Our research shows that the slow productivity growth of the “average” firm masks the fact that a small cadre of firms are experiencing robust gains. OECD analysis shows that the productivity of the most productive firms – those on the “global productivity frontier” in economic terms—grew steadily at an average 3.5% per year in the manufacturing sector, or double the speed of the average manufacturing firm over the same period. This gap was even more extreme in services. Private, non-financial service sector firms on the productivity frontier saw productivity growth of 5%, eclipsing the 0.3% average growth rate. Perhaps more importantly, the gap between the globally most productive firms and the rest has been increasing over time, especially in the services sector. Some firms clearly “get it” and others don’t, and the divide between the two groups is growing over time.
What this means is that the problem is not a lack of innovation it’s a lack of innovation diffusion. Note that a failure of innovation diffusion is also consistent with the argument that much of the rise in income inequality can be attributed to greater inequality among firms.
Why this is happening is unclear. Patents and other intellectual property being locked up in the frontier firms is one possible answer. Greater diffusion of ideas and people could thus increase innovation.Another possibility is that innovations are embedded in capital so you need new investment to diffuse innovation and business investment has been low for some time perhaps for “cyclical” reasons.
In one sense, these views provide some grounds for optimism. It’s easier to spread good ideas than to create good ideas.

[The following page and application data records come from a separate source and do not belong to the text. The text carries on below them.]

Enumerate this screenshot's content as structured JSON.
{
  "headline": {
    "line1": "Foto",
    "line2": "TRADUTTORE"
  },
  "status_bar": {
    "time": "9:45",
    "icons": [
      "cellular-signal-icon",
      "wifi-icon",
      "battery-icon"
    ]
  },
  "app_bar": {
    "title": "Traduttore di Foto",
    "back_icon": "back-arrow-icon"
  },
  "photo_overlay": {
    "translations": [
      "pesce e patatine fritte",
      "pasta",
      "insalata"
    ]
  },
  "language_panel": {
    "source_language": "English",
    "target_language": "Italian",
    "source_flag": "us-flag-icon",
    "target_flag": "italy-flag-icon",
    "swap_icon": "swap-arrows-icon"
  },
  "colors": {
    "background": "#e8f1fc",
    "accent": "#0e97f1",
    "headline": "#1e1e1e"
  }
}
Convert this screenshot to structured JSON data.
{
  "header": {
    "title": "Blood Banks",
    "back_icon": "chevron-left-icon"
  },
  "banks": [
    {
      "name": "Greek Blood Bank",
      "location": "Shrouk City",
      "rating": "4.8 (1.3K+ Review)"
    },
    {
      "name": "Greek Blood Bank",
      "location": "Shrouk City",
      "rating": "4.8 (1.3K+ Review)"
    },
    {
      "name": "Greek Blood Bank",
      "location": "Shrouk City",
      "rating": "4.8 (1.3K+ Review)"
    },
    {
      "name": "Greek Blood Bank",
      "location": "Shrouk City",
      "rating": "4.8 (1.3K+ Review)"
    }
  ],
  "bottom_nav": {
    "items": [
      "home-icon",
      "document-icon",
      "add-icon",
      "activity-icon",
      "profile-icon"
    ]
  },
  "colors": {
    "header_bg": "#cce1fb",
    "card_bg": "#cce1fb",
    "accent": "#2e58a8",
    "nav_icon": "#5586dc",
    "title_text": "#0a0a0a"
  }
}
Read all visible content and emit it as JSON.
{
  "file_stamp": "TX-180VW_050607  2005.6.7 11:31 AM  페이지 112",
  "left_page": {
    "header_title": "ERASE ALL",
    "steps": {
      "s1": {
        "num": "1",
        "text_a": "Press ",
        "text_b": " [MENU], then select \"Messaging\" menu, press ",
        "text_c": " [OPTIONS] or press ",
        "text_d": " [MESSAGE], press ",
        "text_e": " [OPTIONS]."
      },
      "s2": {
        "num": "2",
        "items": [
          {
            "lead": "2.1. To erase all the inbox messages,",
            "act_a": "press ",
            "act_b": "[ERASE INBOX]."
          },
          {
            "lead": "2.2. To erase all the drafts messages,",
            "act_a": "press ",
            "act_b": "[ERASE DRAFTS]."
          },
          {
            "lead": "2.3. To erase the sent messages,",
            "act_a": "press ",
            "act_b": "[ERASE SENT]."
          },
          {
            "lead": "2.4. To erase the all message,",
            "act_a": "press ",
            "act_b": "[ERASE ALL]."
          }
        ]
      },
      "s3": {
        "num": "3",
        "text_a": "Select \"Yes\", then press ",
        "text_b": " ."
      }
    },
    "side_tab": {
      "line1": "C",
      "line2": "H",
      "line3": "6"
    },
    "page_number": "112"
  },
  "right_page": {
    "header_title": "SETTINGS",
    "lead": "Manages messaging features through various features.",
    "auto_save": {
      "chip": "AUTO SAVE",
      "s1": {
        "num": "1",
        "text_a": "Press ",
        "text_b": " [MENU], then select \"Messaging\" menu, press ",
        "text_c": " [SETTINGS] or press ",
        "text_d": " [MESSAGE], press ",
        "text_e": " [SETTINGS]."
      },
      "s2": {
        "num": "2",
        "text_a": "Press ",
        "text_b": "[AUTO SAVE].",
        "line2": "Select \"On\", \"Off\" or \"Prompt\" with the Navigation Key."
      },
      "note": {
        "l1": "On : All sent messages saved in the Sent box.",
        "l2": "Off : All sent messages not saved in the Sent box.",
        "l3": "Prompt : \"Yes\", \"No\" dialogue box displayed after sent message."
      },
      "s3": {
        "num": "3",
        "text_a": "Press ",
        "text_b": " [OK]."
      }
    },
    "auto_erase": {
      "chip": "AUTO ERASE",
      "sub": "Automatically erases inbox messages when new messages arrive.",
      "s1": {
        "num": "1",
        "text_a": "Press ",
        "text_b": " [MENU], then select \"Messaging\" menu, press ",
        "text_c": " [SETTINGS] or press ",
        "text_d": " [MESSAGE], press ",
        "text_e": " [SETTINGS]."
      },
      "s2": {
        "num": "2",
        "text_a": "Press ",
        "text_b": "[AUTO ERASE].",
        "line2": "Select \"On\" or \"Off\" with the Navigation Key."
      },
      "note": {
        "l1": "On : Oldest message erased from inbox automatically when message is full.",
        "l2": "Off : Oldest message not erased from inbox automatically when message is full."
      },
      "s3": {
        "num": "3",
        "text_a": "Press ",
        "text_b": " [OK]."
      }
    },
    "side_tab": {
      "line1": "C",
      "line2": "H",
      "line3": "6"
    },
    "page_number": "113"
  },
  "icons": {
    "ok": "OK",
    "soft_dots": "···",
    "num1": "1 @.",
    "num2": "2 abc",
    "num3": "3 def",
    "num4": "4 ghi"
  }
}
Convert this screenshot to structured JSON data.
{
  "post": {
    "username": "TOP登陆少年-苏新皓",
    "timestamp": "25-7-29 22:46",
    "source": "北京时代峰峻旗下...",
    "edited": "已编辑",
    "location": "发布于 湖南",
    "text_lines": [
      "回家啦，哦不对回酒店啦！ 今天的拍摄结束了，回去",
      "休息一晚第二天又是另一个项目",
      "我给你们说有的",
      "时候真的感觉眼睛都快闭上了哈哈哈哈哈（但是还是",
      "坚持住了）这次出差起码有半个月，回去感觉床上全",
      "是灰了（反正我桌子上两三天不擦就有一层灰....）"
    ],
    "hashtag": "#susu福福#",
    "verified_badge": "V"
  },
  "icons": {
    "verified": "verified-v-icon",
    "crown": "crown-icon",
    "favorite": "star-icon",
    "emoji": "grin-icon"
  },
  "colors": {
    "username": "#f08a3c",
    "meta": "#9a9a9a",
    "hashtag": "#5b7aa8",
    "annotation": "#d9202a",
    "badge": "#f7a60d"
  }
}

My Australia report discusses many levers we can pull to increase innovation diffusion.
If the future is here just not evenly distributed then increasing the speed of diffusion holds the promise of a highly productive catch-up period in which the average advances to the frontier.